How are human rights norms made, who makes them, and why? In Human Rights Standards, Makau Mutua traces the history of the human rights project and critically explores how the norms of the human rights movement have been created. Examining key texts and documents published since the inception of the human rights movement at the end of World War II, he crafts a bracing critique of these works from the hitherto underutilized perspective of the Global South. Attention is focused on the deficits of the international order and how that order, which is defined by multiple asymmetries, defines human rights in a manner that exhibits normative gaps and cultural biases. Mutua identifies areas of further norm development and concludes that norm-creating processes must be inclusive and participatory to garner legitimacy across various cleavages and divides. The result is the first truly comprehensive critical look at the making of human rights norms and standards and, as such, will be an invaluable resource for students, scholars, activists, and policymakers interested in this important topic.
This book is freely available in an open access edition thanks to Knowledge Unlatched—an initiative that provides libraries and institutions with a centralized platform to support OA collections and from leading publishing houses and OA initiatives. Learn more at the Knowledge Unlatched website at: https://www.knowledgeunlatched.org/, and access the book online at the SUNY Open Access Repository at http://hdl.handle.net/20.500.12648/7133
Makau Mutua is SUNY Distinguished Professor and Floyd H. and Hilda L. Hurst Faculty Scholar at SUNY Buffalo Law School. He is the author of Kenya's Quest for Democracy: Taming Leviathan and Human Rights: A Political and Cultural Critique .

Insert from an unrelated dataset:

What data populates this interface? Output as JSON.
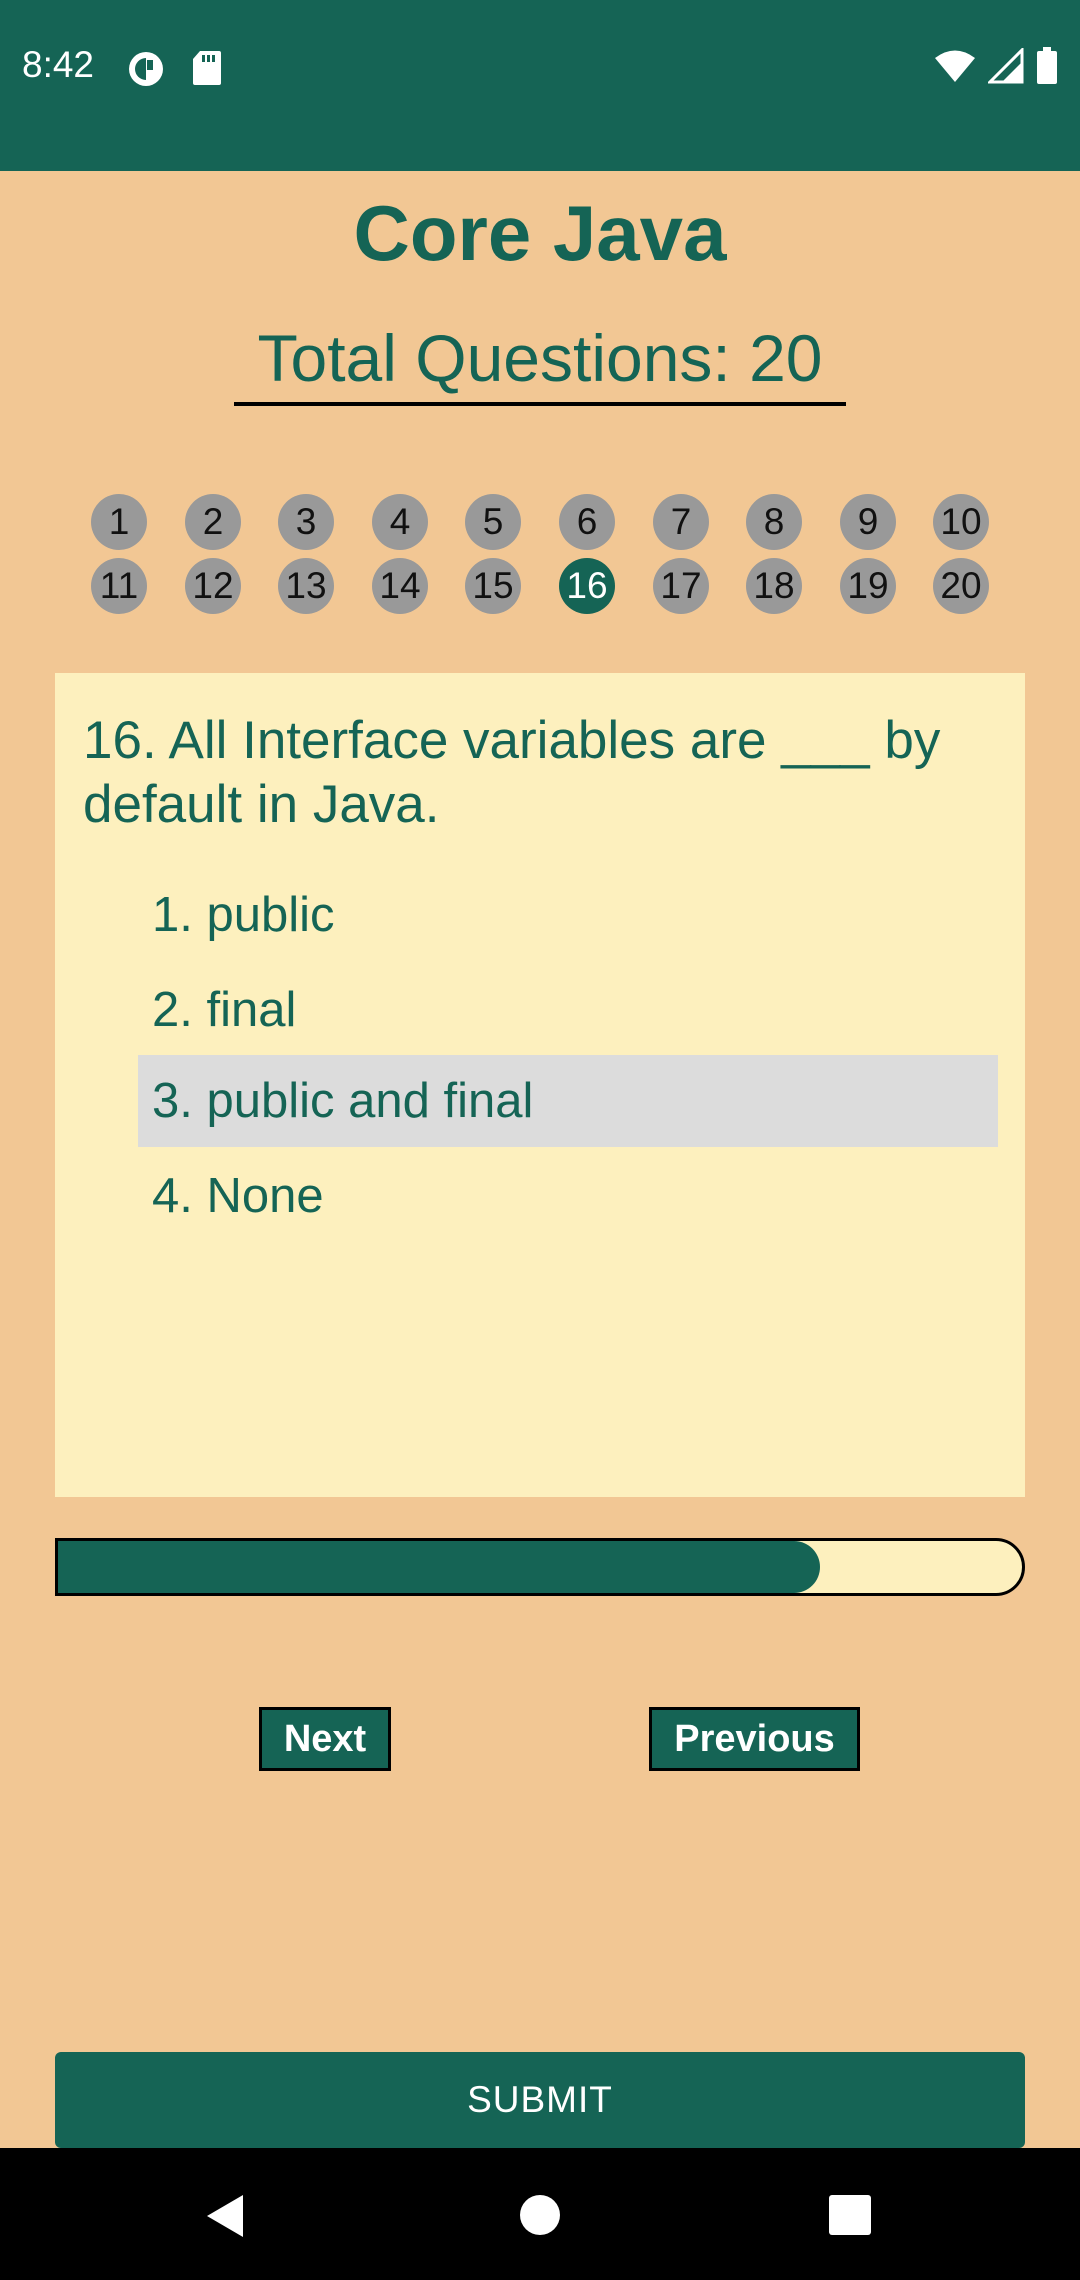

"…Mutua has delivered a critical analysis of the current state of human rights and the institutions that purport to advance and champion them. The guiding principle of this book is that the importance of history cannot and should not be underestimated … It is highly recommended for human rights campaigners, graduate students and university libraries. " — African and Asian Studies